*THE PROBLEM*:
Take from the records below each line that holds "JSON".
DATASET below:
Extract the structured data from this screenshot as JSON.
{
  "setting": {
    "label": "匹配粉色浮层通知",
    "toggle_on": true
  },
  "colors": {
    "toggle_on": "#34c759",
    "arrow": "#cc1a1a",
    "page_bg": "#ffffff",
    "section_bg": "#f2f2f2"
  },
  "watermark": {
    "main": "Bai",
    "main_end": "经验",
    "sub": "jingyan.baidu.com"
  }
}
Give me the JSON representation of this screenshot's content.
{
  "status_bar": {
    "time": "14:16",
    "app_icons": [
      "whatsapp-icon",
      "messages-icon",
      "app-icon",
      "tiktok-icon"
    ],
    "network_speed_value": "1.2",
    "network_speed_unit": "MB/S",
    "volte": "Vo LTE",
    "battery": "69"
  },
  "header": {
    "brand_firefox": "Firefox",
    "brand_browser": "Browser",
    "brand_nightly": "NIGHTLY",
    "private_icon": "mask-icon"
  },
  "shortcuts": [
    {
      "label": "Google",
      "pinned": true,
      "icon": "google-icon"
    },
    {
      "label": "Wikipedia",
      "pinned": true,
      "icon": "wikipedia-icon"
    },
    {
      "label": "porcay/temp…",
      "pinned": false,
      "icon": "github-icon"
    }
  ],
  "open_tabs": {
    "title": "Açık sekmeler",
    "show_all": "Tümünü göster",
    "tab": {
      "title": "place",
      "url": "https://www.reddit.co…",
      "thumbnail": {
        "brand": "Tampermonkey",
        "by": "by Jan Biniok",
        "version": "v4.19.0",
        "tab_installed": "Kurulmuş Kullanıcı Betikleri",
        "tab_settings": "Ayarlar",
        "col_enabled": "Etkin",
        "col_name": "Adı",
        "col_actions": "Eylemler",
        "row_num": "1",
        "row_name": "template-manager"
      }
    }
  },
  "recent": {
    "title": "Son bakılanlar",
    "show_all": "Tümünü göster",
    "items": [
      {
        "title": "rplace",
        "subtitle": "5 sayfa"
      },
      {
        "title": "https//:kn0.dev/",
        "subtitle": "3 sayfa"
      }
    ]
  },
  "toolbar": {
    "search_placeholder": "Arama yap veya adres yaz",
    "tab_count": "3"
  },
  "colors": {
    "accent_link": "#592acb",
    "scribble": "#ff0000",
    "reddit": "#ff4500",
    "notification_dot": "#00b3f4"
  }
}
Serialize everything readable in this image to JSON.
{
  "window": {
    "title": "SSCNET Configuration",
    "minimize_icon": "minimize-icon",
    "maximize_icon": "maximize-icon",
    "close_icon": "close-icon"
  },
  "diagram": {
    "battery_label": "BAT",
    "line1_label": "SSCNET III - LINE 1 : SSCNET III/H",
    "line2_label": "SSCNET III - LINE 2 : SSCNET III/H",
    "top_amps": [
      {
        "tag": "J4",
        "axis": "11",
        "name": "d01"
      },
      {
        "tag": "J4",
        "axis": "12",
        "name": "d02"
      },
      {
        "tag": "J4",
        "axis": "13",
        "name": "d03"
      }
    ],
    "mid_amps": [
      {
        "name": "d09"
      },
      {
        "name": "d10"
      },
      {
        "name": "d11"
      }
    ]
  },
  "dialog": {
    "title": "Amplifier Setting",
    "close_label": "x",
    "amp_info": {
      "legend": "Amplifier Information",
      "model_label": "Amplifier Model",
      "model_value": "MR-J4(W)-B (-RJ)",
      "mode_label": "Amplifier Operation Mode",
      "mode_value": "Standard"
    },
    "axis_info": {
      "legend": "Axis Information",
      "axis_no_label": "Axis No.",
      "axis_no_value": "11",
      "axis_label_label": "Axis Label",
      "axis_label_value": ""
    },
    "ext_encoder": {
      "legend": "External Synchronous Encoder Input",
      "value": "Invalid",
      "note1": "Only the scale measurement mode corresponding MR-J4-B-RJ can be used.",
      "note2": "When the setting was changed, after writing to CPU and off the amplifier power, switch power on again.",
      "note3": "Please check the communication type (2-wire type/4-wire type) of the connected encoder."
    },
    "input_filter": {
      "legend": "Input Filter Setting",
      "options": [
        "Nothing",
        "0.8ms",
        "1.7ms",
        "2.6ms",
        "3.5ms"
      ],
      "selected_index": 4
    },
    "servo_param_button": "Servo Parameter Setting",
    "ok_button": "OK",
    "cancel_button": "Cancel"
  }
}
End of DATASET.
*SOLUTION TO THIS PROBLEM*:
Extract the structured data from this screenshot as JSON.
Give me the JSON representation of this screenshot's content.
Serialize everything readable in this image to JSON.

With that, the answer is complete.